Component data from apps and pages
________
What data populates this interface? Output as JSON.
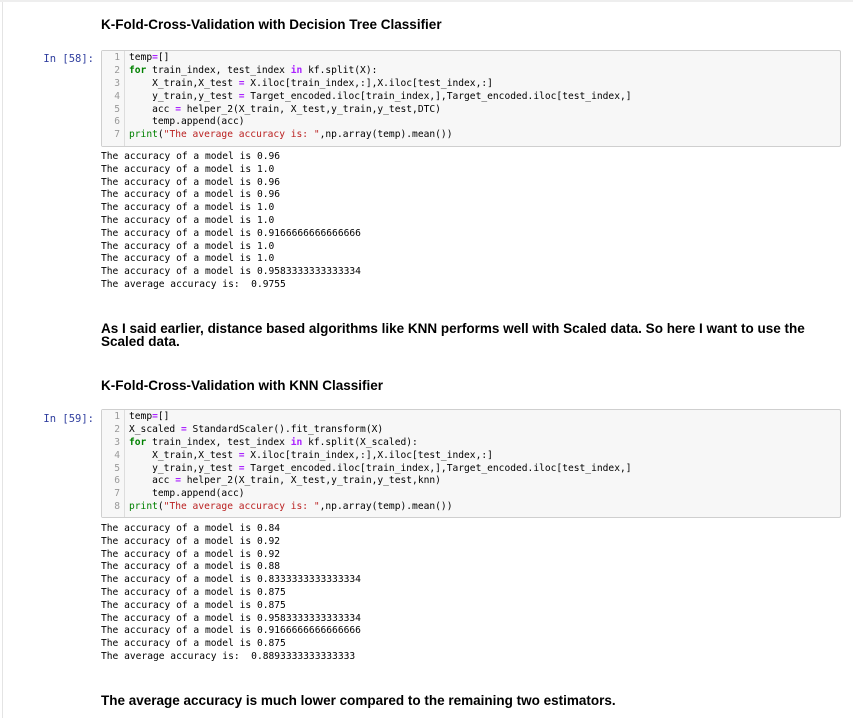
{
  "headings": {
    "dtc": "K-Fold-Cross-Validation with Decision Tree Classifier",
    "knn": "K-Fold-Cross-Validation with KNN Classifier"
  },
  "paragraphs": {
    "scaled_line1": "As I said earlier, distance based algorithms like KNN performs well with Scaled data. So here I want to use the",
    "scaled_line2": "Scaled data.",
    "conclusion": "The average accuracy is much lower compared to the remaining two estimators."
  },
  "cells": [
    {
      "prompt": "In [58]:",
      "code": [
        "temp=[]",
        "for train_index, test_index in kf.split(X):",
        "    X_train,X_test = X.iloc[train_index,:],X.iloc[test_index,:]",
        "    y_train,y_test = Target_encoded.iloc[train_index,],Target_encoded.iloc[test_index,]",
        "    acc = helper_2(X_train, X_test,y_train,y_test,DTC)",
        "    temp.append(acc)",
        "print(\"The average accuracy is: \",np.array(temp).mean())"
      ],
      "output": [
        "The accuracy of a model is 0.96",
        "The accuracy of a model is 1.0",
        "The accuracy of a model is 0.96",
        "The accuracy of a model is 0.96",
        "The accuracy of a model is 1.0",
        "The accuracy of a model is 1.0",
        "The accuracy of a model is 0.9166666666666666",
        "The accuracy of a model is 1.0",
        "The accuracy of a model is 1.0",
        "The accuracy of a model is 0.9583333333333334",
        "The average accuracy is:  0.9755"
      ]
    },
    {
      "prompt": "In [59]:",
      "code": [
        "temp=[]",
        "X_scaled = StandardScaler().fit_transform(X)",
        "for train_index, test_index in kf.split(X_scaled):",
        "    X_train,X_test = X.iloc[train_index,:],X.iloc[test_index,:]",
        "    y_train,y_test = Target_encoded.iloc[train_index,],Target_encoded.iloc[test_index,]",
        "    acc = helper_2(X_train, X_test,y_train,y_test,knn)",
        "    temp.append(acc)",
        "print(\"The average accuracy is: \",np.array(temp).mean())"
      ],
      "output": [
        "The accuracy of a model is 0.84",
        "The accuracy of a model is 0.92",
        "The accuracy of a model is 0.92",
        "The accuracy of a model is 0.88",
        "The accuracy of a model is 0.8333333333333334",
        "The accuracy of a model is 0.875",
        "The accuracy of a model is 0.875",
        "The accuracy of a model is 0.9583333333333334",
        "The accuracy of a model is 0.9166666666666666",
        "The accuracy of a model is 0.875",
        "The average accuracy is:  0.8893333333333333"
      ]
    }
  ]
}
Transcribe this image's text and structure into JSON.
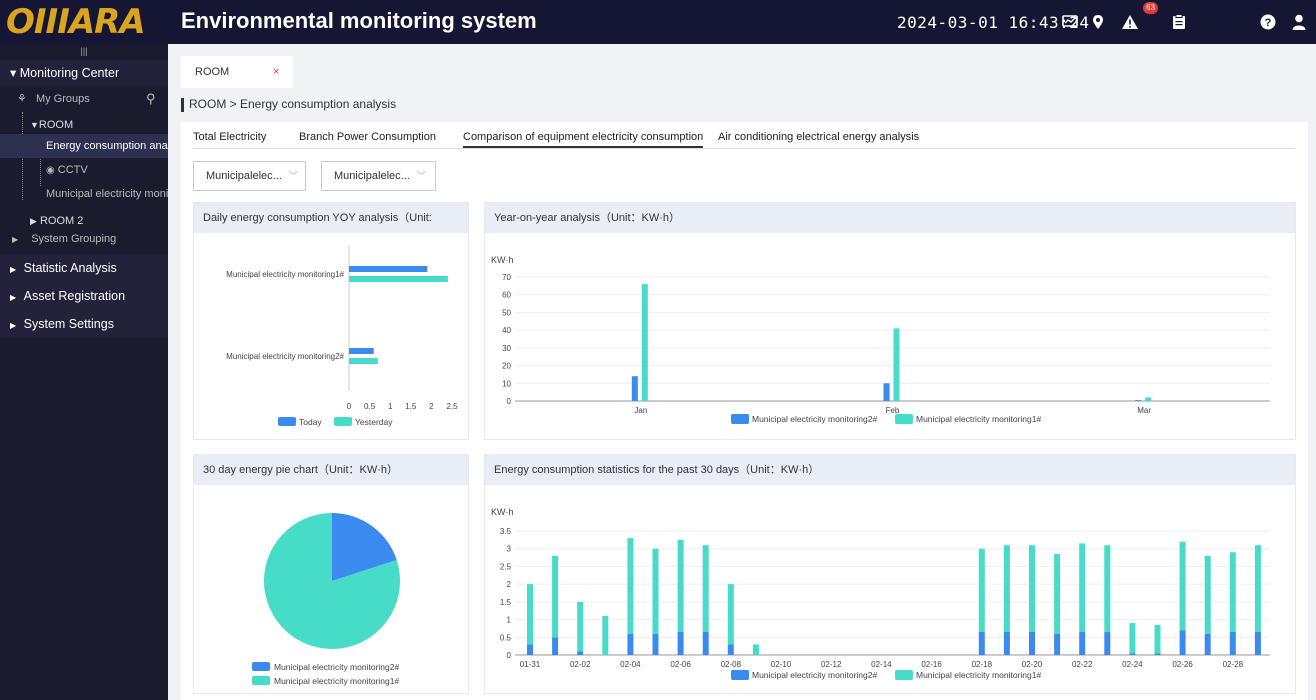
{
  "header": {
    "logo": "OIIIARA",
    "title": "Environmental monitoring system",
    "datetime": "2024-03-01 16:43:24",
    "alert_count": "63"
  },
  "sidebar": {
    "monitoring_center": "▾ Monitoring Center",
    "my_groups": "My Groups",
    "room": "ROOM",
    "energy": "Energy consumption analy",
    "cctv": "CCTV",
    "municipal": "Municipal electricity monit",
    "room2": "ROOM 2",
    "system_grouping": "System Grouping",
    "statistic": "Statistic Analysis",
    "asset": "Asset Registration",
    "settings": "System Settings"
  },
  "tabs": {
    "room": "ROOM",
    "close": "×"
  },
  "breadcrumb": "ROOM  >  Energy consumption analysis",
  "subtabs": [
    "Total Electricity",
    "Branch Power Consumption",
    "Comparison of equipment electricity consumption",
    "Air conditioning electrical energy analysis"
  ],
  "selects": [
    "Municipalelec...",
    "Municipalelec..."
  ],
  "cards": {
    "daily": "Daily energy consumption YOY analysis（Unit:",
    "yoy": "Year-on-year analysis（Unit：KW·h）",
    "pie": "30 day energy pie chart（Unit：KW·h）",
    "stats": "Energy consumption statistics for the past 30 days（Unit：KW·h）"
  },
  "chart_data": [
    {
      "type": "bar",
      "orientation": "horizontal",
      "categories": [
        "Municipal electricity monitoring1#",
        "Municipal electricity monitoring2#"
      ],
      "series": [
        {
          "name": "Today",
          "color": "#3b8af0",
          "values": [
            1.9,
            0.6
          ]
        },
        {
          "name": "Yesterday",
          "color": "#47dcc8",
          "values": [
            2.4,
            0.7
          ]
        }
      ],
      "xticks": [
        "0",
        "0.5",
        "1",
        "1.5",
        "2",
        "2.5"
      ],
      "xlim": [
        0,
        2.5
      ]
    },
    {
      "type": "bar",
      "ylabel": "KW·h",
      "categories": [
        "Jan",
        "Feb",
        "Mar"
      ],
      "yticks": [
        "0",
        "10",
        "20",
        "30",
        "40",
        "50",
        "60",
        "70"
      ],
      "ylim": [
        0,
        70
      ],
      "series": [
        {
          "name": "Municipal electricity monitoring2#",
          "color": "#3b8af0",
          "values": [
            14,
            10,
            0.5
          ]
        },
        {
          "name": "Municipal electricity monitoring1#",
          "color": "#47dcc8",
          "values": [
            66,
            41,
            2
          ]
        }
      ]
    },
    {
      "type": "pie",
      "series": [
        {
          "name": "Municipal electricity monitoring2#",
          "color": "#3b8af0",
          "value": 20
        },
        {
          "name": "Municipal electricity monitoring1#",
          "color": "#47dcc8",
          "value": 80
        }
      ]
    },
    {
      "type": "bar",
      "stacked": true,
      "ylabel": "KW·h",
      "ylim": [
        0,
        3.5
      ],
      "yticks": [
        "0",
        "0.5",
        "1",
        "1.5",
        "2",
        "2.5",
        "3",
        "3.5"
      ],
      "categories": [
        "01-31",
        "02-01",
        "02-02",
        "02-03",
        "02-04",
        "02-05",
        "02-06",
        "02-07",
        "02-08",
        "02-09",
        "02-10",
        "02-11",
        "02-12",
        "02-13",
        "02-14",
        "02-15",
        "02-16",
        "02-17",
        "02-18",
        "02-19",
        "02-20",
        "02-21",
        "02-22",
        "02-23",
        "02-24",
        "02-25",
        "02-26",
        "02-27",
        "02-28",
        "02-29"
      ],
      "xticks": [
        "01-31",
        "02-02",
        "02-04",
        "02-06",
        "02-08",
        "02-10",
        "02-12",
        "02-14",
        "02-16",
        "02-18",
        "02-20",
        "02-22",
        "02-24",
        "02-26",
        "02-28"
      ],
      "series": [
        {
          "name": "Municipal electricity monitoring2#",
          "color": "#3b8af0",
          "values": [
            0.3,
            0.5,
            0.1,
            0,
            0.6,
            0.6,
            0.65,
            0.65,
            0.3,
            0,
            0,
            0,
            0,
            0,
            0,
            0,
            0,
            0,
            0.65,
            0.65,
            0.65,
            0.6,
            0.65,
            0.65,
            0.05,
            0.05,
            0.7,
            0.6,
            0.65,
            0.65
          ]
        },
        {
          "name": "Municipal electricity monitoring1#",
          "color": "#47dcc8",
          "values": [
            1.7,
            2.3,
            1.4,
            1.1,
            2.7,
            2.4,
            2.6,
            2.45,
            1.7,
            0.3,
            0,
            0,
            0,
            0,
            0,
            0,
            0,
            0,
            2.35,
            2.45,
            2.45,
            2.25,
            2.5,
            2.45,
            0.85,
            0.8,
            2.5,
            2.2,
            2.25,
            2.45
          ]
        }
      ]
    }
  ]
}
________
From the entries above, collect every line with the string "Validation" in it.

    "dtc": "K-Fold-Cross-Validation with Decision Tree Classifier",
    "knn": "K-Fold-Cross-Validation with KNN Classifier"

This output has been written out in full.